The times, they are a’changing…. particularly when it comes to the frost date in Philadelphia. With the recent changes in our climate zone number, the average frost-free date has been pushed back from May 15 to April 20 or so. Spring frost date is the average date of the last frost. The operative word here is average. As we all know, the weather can confound even the meteorologists. So I wouldn’t be in a rush to set out my tender basil, tomato, eggplant and pepper plants. In fact, I don’t start planting tomatoes until the second week in May. One unexpected cold night can turn those lovely green leaves to black, wasting all of your time and energy spent raising those little beauties from seed. At the nursery where I work, I advise folks not to rush the planting of cold sensitive vegetables. Waiting an extra week to two will not dramatically change your harvest time and may save a trip to the garden center for replacement plants. However, if you just cannot wait to put those babies in the soil, I have two bits of advice. Keep your eye on the daily weather forecast for the nighttime temperatures and have floating row covers ready in case the thermometer drops into the upper 30’s to low 40’s. Vegetables that are cold tolerant – lettuces, peas, arugula, spinach, kale, broccoli, collards, mustard greens and the like – can be planted in early spring as soon as the soil can be worked. “As soon as the soil can be worked”… what does that mean? During most winters, Philadelphia will receive a fair amount of rainfall or snowfall, making the soil wet and heavy. The soil needs to dry out so it can be easily turned. Seeds and seedlings planted in soggy, cold soil will rot. So, ignore the old adage of planting peas on St. Patrick’s Day unless it has been a dry and warm winter. Waiting an extra week for the soil to dry out and warm up a bit will mean better seed germination and happier seedlings.
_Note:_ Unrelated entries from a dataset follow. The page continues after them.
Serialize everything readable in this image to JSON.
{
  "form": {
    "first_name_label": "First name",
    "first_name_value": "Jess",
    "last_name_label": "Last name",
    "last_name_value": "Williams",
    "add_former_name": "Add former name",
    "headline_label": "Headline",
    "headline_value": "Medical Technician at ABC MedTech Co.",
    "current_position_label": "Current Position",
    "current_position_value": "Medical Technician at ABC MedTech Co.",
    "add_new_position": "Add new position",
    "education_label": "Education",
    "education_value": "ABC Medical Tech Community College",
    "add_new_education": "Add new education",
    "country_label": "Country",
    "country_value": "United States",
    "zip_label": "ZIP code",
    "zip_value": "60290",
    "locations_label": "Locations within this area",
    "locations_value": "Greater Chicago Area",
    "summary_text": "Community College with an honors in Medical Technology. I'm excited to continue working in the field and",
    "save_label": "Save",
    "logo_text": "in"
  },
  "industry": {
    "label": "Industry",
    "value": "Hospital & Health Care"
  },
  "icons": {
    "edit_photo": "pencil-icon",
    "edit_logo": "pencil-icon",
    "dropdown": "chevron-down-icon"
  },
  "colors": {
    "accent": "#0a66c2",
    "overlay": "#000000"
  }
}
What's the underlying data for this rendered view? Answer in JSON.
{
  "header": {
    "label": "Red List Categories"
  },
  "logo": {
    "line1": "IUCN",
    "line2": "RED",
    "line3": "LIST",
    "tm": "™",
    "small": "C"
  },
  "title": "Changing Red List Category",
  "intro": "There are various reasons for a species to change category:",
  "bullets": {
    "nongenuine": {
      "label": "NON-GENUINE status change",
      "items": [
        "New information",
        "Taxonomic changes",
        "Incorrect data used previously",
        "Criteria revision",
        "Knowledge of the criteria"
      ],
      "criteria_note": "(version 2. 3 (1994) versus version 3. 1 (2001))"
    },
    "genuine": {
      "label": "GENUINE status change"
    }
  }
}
Seed Starting Chart from organicgardening.com
Timing is everything. To start your seeds on time, you need to know when in relation to the frost-free date in spring to plant them. If you need help determining your spring frost-free date, call your county extension agent who can tell you for certain.
Creating Your Seed-Starting Plan
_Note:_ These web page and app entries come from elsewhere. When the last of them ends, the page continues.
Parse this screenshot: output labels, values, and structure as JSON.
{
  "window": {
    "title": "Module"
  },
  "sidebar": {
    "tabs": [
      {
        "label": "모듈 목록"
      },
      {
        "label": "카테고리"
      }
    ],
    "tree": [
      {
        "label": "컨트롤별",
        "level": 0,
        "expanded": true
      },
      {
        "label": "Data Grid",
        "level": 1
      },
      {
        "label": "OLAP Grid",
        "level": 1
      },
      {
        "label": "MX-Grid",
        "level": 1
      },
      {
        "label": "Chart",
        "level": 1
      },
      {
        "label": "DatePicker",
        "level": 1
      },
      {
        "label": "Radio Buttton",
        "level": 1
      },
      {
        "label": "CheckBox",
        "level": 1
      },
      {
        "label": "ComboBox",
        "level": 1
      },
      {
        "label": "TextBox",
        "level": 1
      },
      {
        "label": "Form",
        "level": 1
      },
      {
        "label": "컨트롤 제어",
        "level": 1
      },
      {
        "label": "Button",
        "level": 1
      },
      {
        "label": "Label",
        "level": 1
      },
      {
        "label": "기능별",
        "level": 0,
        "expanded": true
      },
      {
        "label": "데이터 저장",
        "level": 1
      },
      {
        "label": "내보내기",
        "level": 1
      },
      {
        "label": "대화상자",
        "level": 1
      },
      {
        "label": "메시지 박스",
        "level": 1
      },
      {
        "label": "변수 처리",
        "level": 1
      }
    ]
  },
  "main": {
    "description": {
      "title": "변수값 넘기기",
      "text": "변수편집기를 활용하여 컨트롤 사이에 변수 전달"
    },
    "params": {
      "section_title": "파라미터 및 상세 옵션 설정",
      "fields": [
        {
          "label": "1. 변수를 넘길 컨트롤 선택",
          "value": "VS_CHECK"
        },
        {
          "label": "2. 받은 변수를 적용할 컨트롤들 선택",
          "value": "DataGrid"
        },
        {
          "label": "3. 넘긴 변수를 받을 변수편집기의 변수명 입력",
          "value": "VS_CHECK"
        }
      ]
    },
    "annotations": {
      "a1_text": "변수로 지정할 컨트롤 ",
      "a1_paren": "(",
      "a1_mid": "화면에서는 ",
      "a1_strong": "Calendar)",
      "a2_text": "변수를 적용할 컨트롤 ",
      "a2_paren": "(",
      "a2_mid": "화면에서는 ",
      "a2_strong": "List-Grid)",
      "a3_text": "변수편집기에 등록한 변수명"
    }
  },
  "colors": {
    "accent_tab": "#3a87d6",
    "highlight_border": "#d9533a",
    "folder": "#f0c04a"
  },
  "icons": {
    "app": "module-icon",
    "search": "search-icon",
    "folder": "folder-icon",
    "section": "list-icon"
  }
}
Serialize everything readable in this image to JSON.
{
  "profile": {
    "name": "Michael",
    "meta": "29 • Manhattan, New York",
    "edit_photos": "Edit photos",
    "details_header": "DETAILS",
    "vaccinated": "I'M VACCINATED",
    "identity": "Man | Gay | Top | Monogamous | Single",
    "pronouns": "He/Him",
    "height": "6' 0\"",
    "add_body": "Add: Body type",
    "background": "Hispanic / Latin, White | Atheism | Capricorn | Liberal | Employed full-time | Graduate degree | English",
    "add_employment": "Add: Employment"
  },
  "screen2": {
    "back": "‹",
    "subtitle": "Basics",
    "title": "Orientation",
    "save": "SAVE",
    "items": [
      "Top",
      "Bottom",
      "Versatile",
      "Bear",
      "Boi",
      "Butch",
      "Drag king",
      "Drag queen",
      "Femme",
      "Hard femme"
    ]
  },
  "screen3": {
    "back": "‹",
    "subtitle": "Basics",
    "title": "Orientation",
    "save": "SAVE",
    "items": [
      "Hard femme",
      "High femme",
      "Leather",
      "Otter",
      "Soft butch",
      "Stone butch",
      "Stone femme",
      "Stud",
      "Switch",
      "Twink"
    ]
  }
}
Creating Your Seed-Starting Plan
- Print the seed starting chart below.
- Write your frost-free date in the blank space at the top of the chart.
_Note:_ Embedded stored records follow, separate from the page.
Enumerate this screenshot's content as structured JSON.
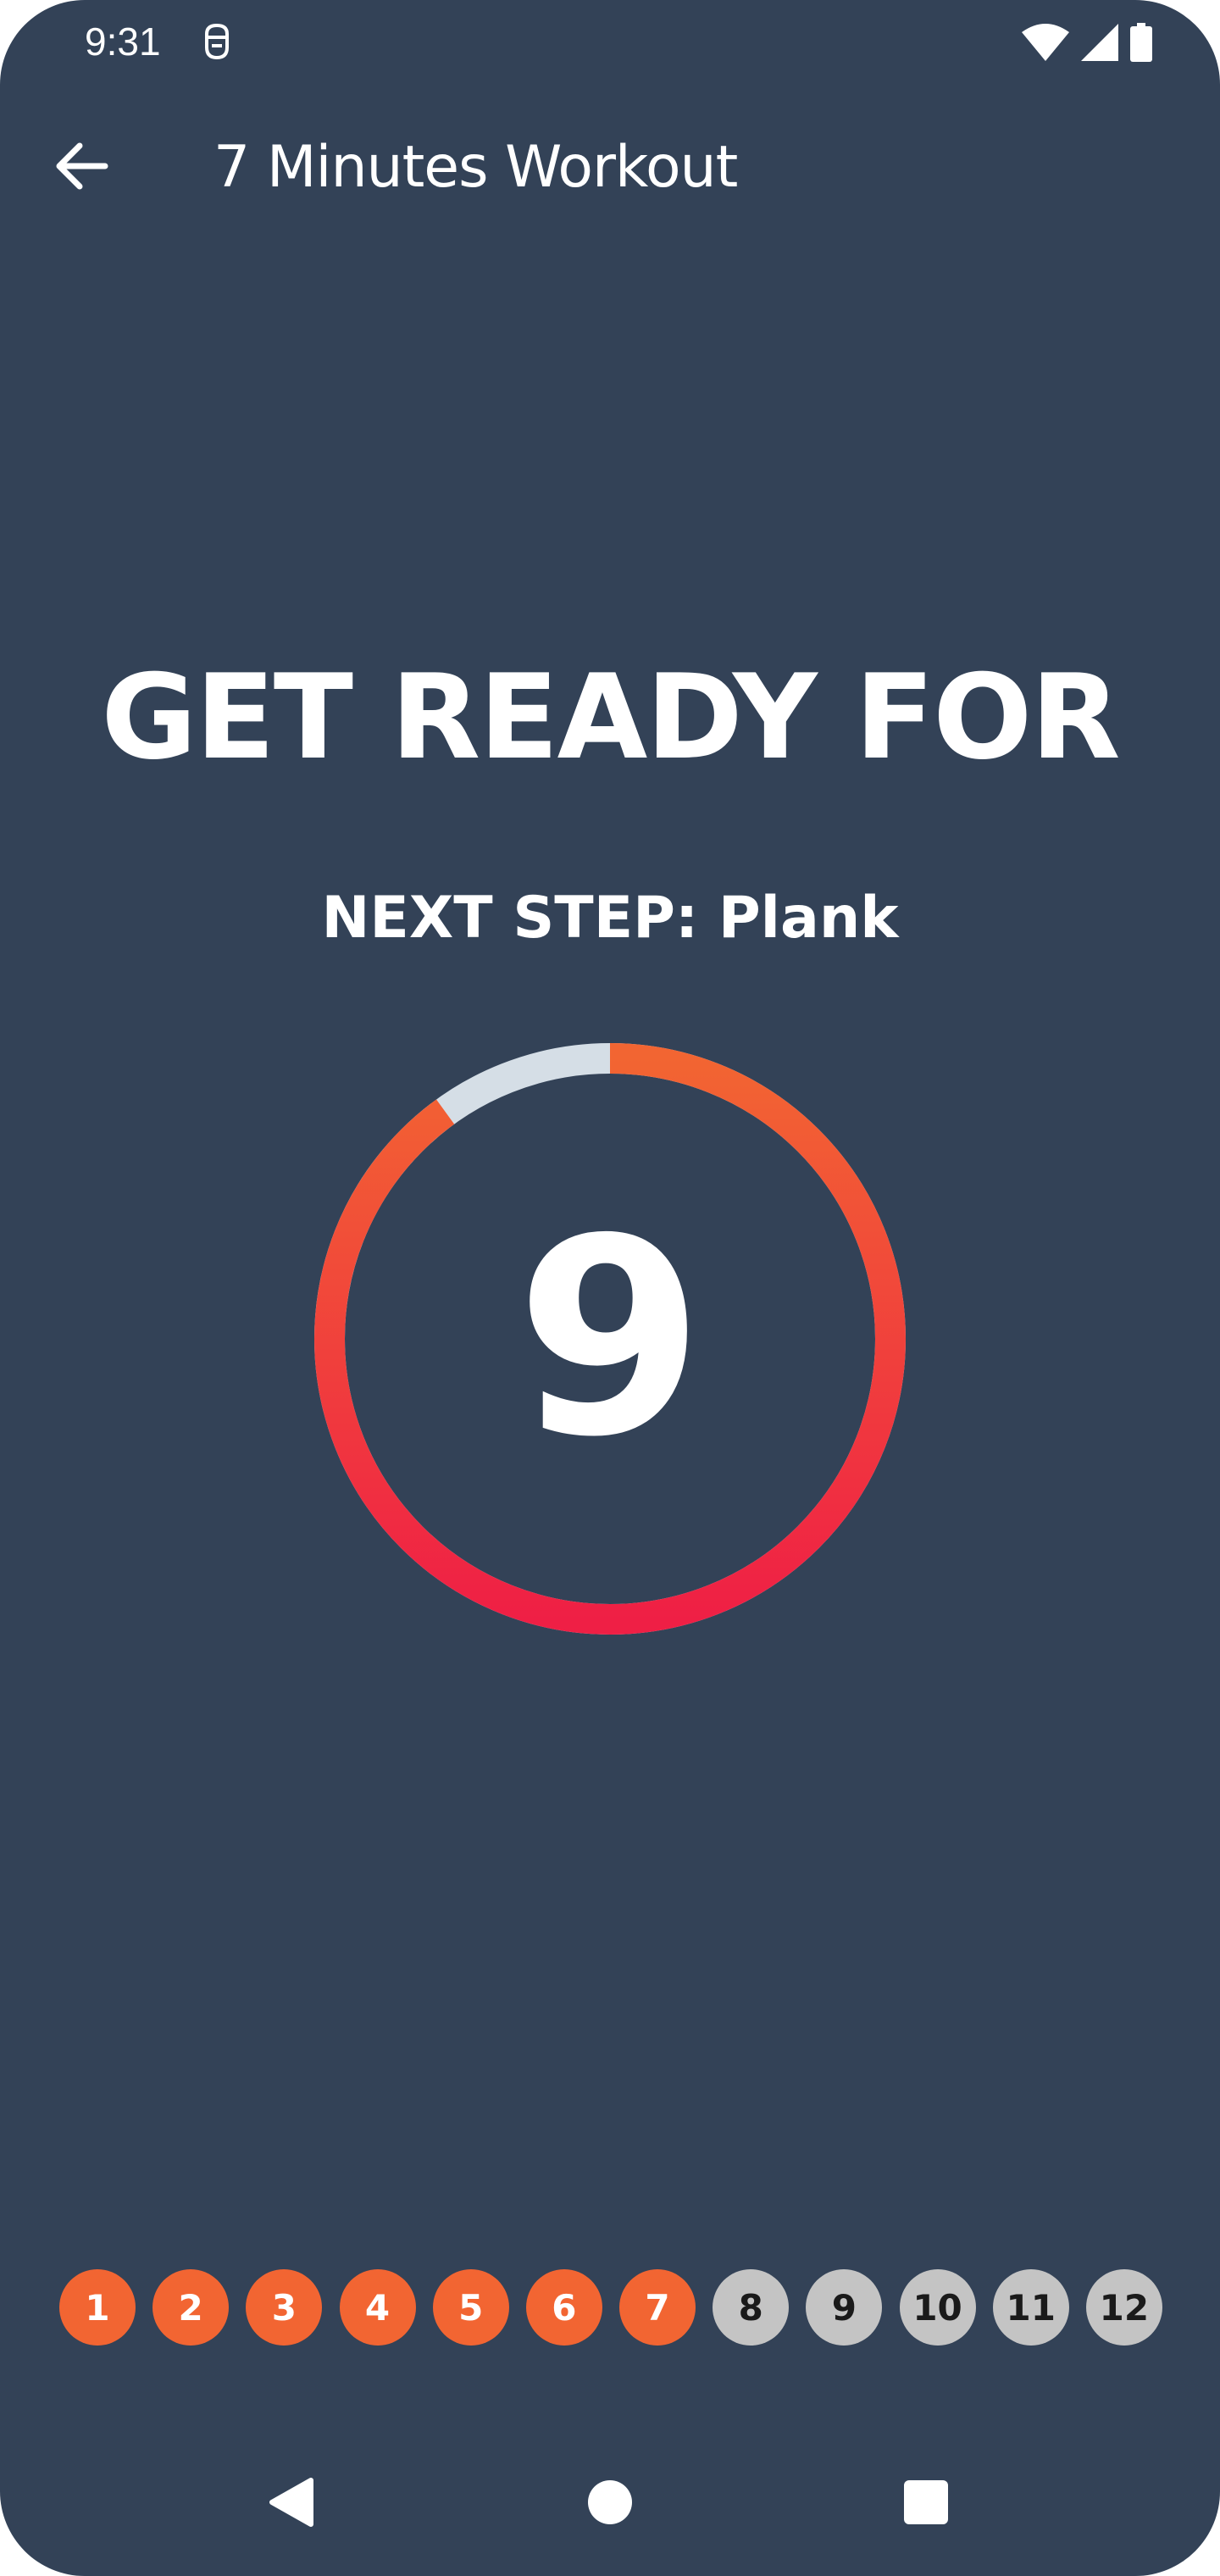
{
  "status_bar": {
    "time": "9:31",
    "icons": [
      "app-notification-icon",
      "wifi-icon",
      "cellular-signal-icon",
      "battery-icon"
    ]
  },
  "app_bar": {
    "back_icon": "arrow-left-icon",
    "title": "7 Minutes Workout"
  },
  "main": {
    "headline": "GET READY FOR",
    "next_step": "NEXT STEP: Plank",
    "timer": {
      "value": "9",
      "progress": 0.9
    }
  },
  "steps": [
    {
      "label": "1",
      "status": "done"
    },
    {
      "label": "2",
      "status": "done"
    },
    {
      "label": "3",
      "status": "done"
    },
    {
      "label": "4",
      "status": "done"
    },
    {
      "label": "5",
      "status": "done"
    },
    {
      "label": "6",
      "status": "done"
    },
    {
      "label": "7",
      "status": "done"
    },
    {
      "label": "8",
      "status": "todo"
    },
    {
      "label": "9",
      "status": "todo"
    },
    {
      "label": "10",
      "status": "todo"
    },
    {
      "label": "11",
      "status": "todo"
    },
    {
      "label": "12",
      "status": "todo"
    }
  ],
  "nav_bar": {
    "icons": [
      "back-triangle-icon",
      "home-circle-icon",
      "recents-square-icon"
    ]
  },
  "colors": {
    "background": "#334257",
    "accent": "#f26532",
    "ring_start": "#ef1f45",
    "ring_end": "#f26532",
    "ring_track": "#d5dee6",
    "step_done": "#f26532",
    "step_todo": "#c4c4c4"
  }
}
- Get a calendar and add or subtract the number of weeks in the "Safe to Set Out Time" column. This is the "Setting Out Date" when you can safely plant the crop to the garden. Write it in the last column.
- Take each date from Column 5 ("Setting Out Date"), subtract the number of weeks shown for that crop in column 3 ("Weeks from Sowing") and record that date in column 2 ("When to Start Inside").
YOUR SEED-STARTING PLAN
|The Spring Frost-Free Date in My Garden is_______________|
|SAFE TO SET OUT TIME (RELATIVE TO FROST-FREE DATE)||SETTING OUT DATE|
|Basil||6||1 week after|
|Beets*||4-6||2 weeks before|
|Broccoli||4-6||2 weeks before|
|Cabbage||4-6||4 weeks before|
|Cauliflower||4-6||2 weeks before|
|Collards||4-6||4 weeks before|
|Corn*||2-4||0 to 2 weeks after|
|Cucumber||3-4||1 to 2 weeks after|
|Eggplant||8-10||2 to 3 weeks after|
|Kale||4-6||4 weeks before|
|Kohlrabi*||4-6||4 weeks before|
|Lettuce||4-5||3 to 4 weeks before|
|Melons||3-4||2 weeks after|
|Mustard*||4-6||4 weeks before|
|Okra*||4-6||2 to 4 weeks after|
|Onions||6-8||4 weeks before|
|Parsley||9-10||2 to 3 weeks before|
|Peas*||3-4||6 to 8 weeks before|
|Peppers||6-14||2 weeks after|
|Pumpkins||3-4||2 weeks after|
|Spinach||4-6||3 to 6 weeks before|
|Squash||3-4||2 weeks after|
|Swiss chard||4-6||2 weeks before|
|Tomatoes||6-8||1 to 2 weeks after|
|* These crops are usually direct-seeded outdoors, but they can be started inside.|
Source URL: http://organicgardening.com/learn-and-grow/seed-starting-chart